> [Problem details]
Set down a faithful copy of every record, and skip the pictures in it.

+++

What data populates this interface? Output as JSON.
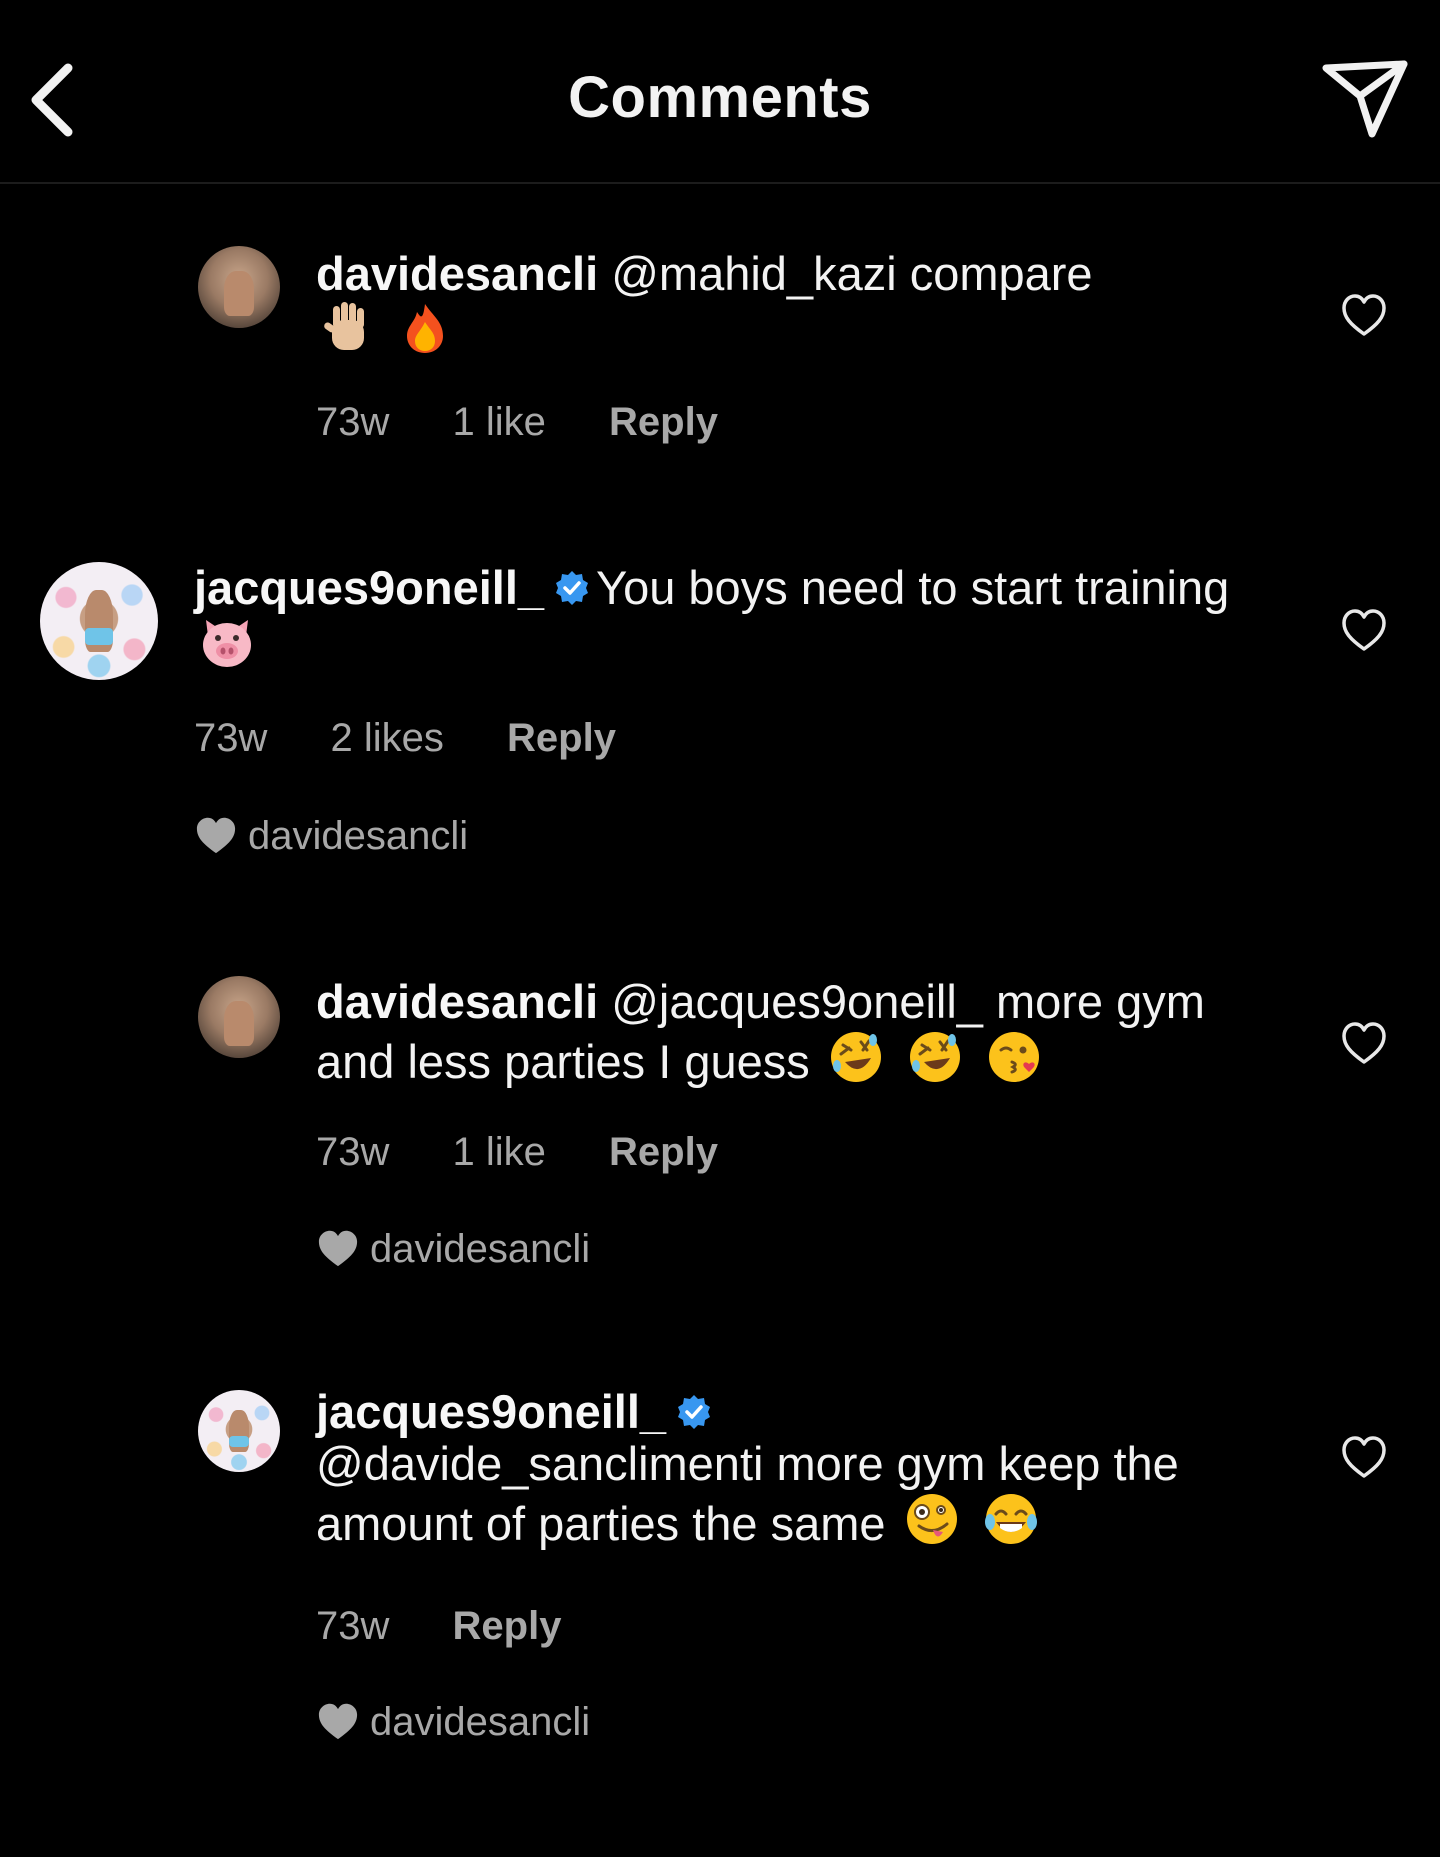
{
  "header": {
    "title": "Comments",
    "back_icon": "chevron-left-icon",
    "share_icon": "send-icon"
  },
  "comments": [
    {
      "username": "davidesancli",
      "verified": false,
      "text": "@mahid_kazi compare",
      "emojis": [
        "raised-hand-emoji",
        "fire-emoji"
      ],
      "age": "73w",
      "likes": "1 like",
      "reply_label": "Reply",
      "liked_by": ""
    },
    {
      "username": "jacques9oneill_",
      "verified": true,
      "text": "You boys need to start training",
      "emojis": [
        "pig-face-emoji"
      ],
      "age": "73w",
      "likes": "2 likes",
      "reply_label": "Reply",
      "liked_by": "davidesancli"
    },
    {
      "username": "davidesancli",
      "verified": false,
      "text": "@jacques9oneill_ more gym and less parties I guess",
      "emojis": [
        "rolling-laughing-emoji",
        "rolling-laughing-emoji",
        "kissing-wink-emoji"
      ],
      "age": "73w",
      "likes": "1 like",
      "reply_label": "Reply",
      "liked_by": "davidesancli"
    },
    {
      "username": "jacques9oneill_",
      "verified": true,
      "text": "@davide_sanclimenti more gym keep the amount of parties the same",
      "emojis": [
        "zany-face-emoji",
        "tears-of-joy-emoji"
      ],
      "age": "73w",
      "likes": "",
      "reply_label": "Reply",
      "liked_by": "davidesancli"
    }
  ],
  "colors": {
    "background": "#000000",
    "text": "#f3f3f3",
    "secondary": "#a8a8a8",
    "verified": "#3897f0"
  }
}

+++

> [Answer section]
What data populates this interface? Output as JSON.
{
  "header": {
    "title": "Comments",
    "back_icon": "chevron-left-icon",
    "share_icon": "send-icon"
  },
  "comments": [
    {
      "username": "davidesancli",
      "verified": false,
      "text": "@mahid_kazi compare",
      "emojis": [
        "raised-hand-emoji",
        "fire-emoji"
      ],
      "age": "73w",
      "likes": "1 like",
      "reply_label": "Reply",
      "liked_by": ""
    },
    {
      "username": "jacques9oneill_",
      "verified": true,
      "text": "You boys need to start training",
      "emojis": [
        "pig-face-emoji"
      ],
      "age": "73w",
      "likes": "2 likes",
      "reply_label": "Reply",
      "liked_by": "davidesancli"
    },
    {
      "username": "davidesancli",
      "verified": false,
      "text": "@jacques9oneill_ more gym and less parties I guess",
      "emojis": [
        "rolling-laughing-emoji",
        "rolling-laughing-emoji",
        "kissing-wink-emoji"
      ],
      "age": "73w",
      "likes": "1 like",
      "reply_label": "Reply",
      "liked_by": "davidesancli"
    },
    {
      "username": "jacques9oneill_",
      "verified": true,
      "text": "@davide_sanclimenti more gym keep the amount of parties the same",
      "emojis": [
        "zany-face-emoji",
        "tears-of-joy-emoji"
      ],
      "age": "73w",
      "likes": "",
      "reply_label": "Reply",
      "liked_by": "davidesancli"
    }
  ],
  "colors": {
    "background": "#000000",
    "text": "#f3f3f3",
    "secondary": "#a8a8a8",
    "verified": "#3897f0"
  }
}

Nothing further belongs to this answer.